They give you QFE but you can ask for the QNH and compare to the one you calculated. That way they don't fool you.
Operation into ULLI is easier compared to UUDD (ATC).
Finally, expect to have a couple of TA's during approach/climbout from UUDD. This happens all the time.

ATC Watcher
11th Oct 2007, 21:41
Arrowhead :One note of caution, China is going RVSM on November 22nd, and the altitudes are all X,100ft. The AIP says everyone shall set the altitude on their feet scale to prevent TCAS warnings.

Just to clarify, and for info , China is going RVSM in meters , not in feet, and that is seen by many , especially the neighbor states, as a potential major safety issue at the FIRs interface areas

Extract from the PRC RVSM AIC:



This AIC serves as notice of intent to implement RVSM in the Beijing, Guangzhou, Kunming, Lanzhou, Shanghai, Shenyang, Urumqi and Wuhan FIRs and Sector 01 (airspace over the island) of the Sanya FIR on 1600UTC on 21 November 2007. The oceanic airspace of the Sanya FIR (Sectors 02 and 03) has implemented RVSM along with the South China Sea region.

Reduced Vertical Separation Minimum (RVSM) is the vertical separation of 300m (1,000 ft) applied from 8 900 m (FL 291) to 12 500m(FL 411) inclusive. China will implement RVSM in Metric level system. The Flight Level Allocation Scheme (FLAS) is attached in APPENDIX. The airspace from 8 900(FL 291) m to 12 500m (FL 411) will be defined as the RVSM airspace.

Rainboe
11th Oct 2007, 21:52
Well some of you may not like mental conversions, but if you do not have a table and dual scale altimeter and you are cleared to descend to 4100 metres, it's as well to do a quick conversion in your head to see what distance out you would expect to be when you are at 4100 metres altitude- or are some of you so clever you don't need to do that?

Standby for a rapid mental calc to turn kms into miles!

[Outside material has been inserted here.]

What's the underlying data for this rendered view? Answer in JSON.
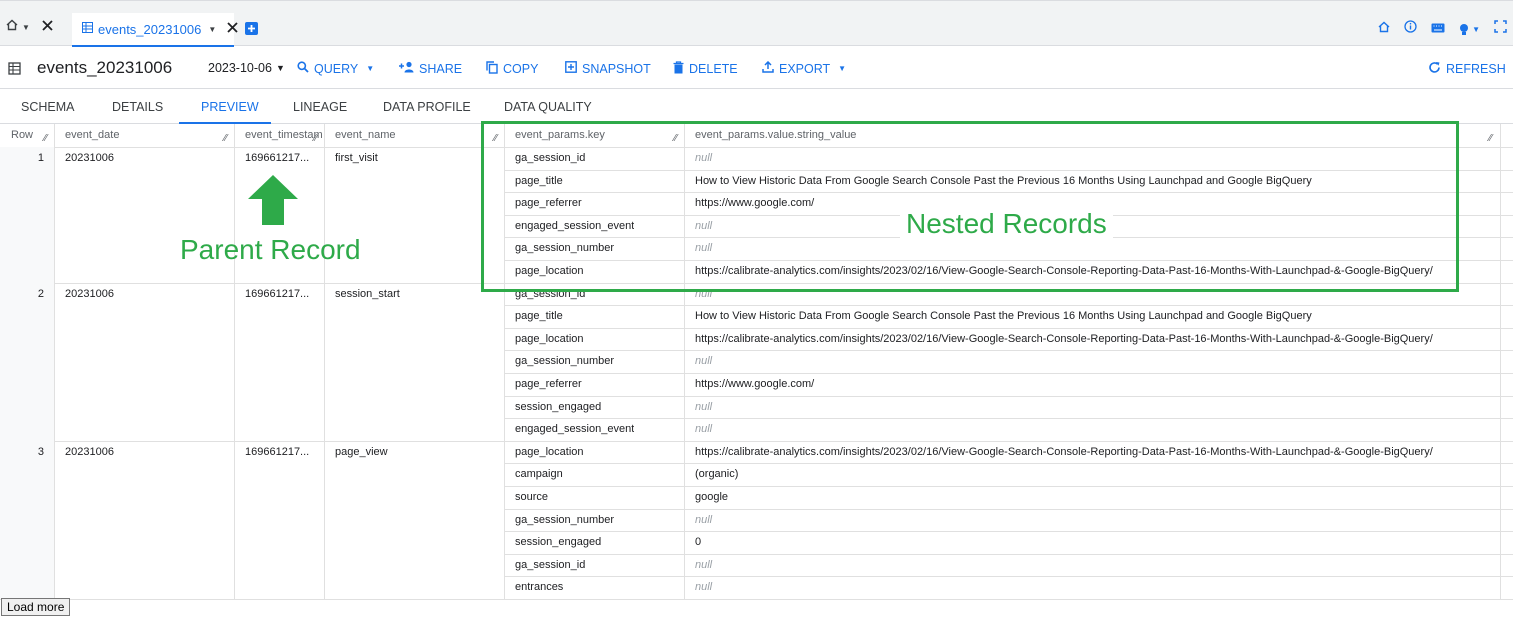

But then some of you obviously don't need that!

Willit Run
12th Oct 2007, 21:20
In my company,we fly to China and Russia regularly. Most everyone has a clipboard that we use to hold the flight plan. Affixed to these clipboards is a conversion chart. Keep it simple! You can use a calculator if you want, but that introduces another chance of an error. Keep it simple! We fly Classic 747's and do not have metric altimiters. most all the jepp charts for the areas concerned have the correct altitudes that the countries use, plua a conversion chart on them. For those of us over forty, we like to use the large print editions! Keep it simple!

None
13th Oct 2007, 15:18
767-300ER,

I fly the ER to Moscow and via RFE (trans-Sibera) routes between ANC-ICN. Our altimeters do not have metric...we use conversion charts provided by Jeppesen (Ch. 5, tables & codes). The PM reads back the metric alt to ATC, the RP states the equivilent in feet, and the PF puts it in both the MCP alt window and the FMS. As a technique, the PM also puts the metric altitude in the VOR course select window. The FMS will take the altitude in feet to tens of feet.

We do not use QFE at Moscow. Using QFE means you cannot use VNAV and you cannot use EGPWS. Moscow will give you a QNH on request. Also, the ACARS current weather has QNH on it as a quality check tool.

The Jepp charts for Moscow have everything you need to fly either a QNH or a QFE approach.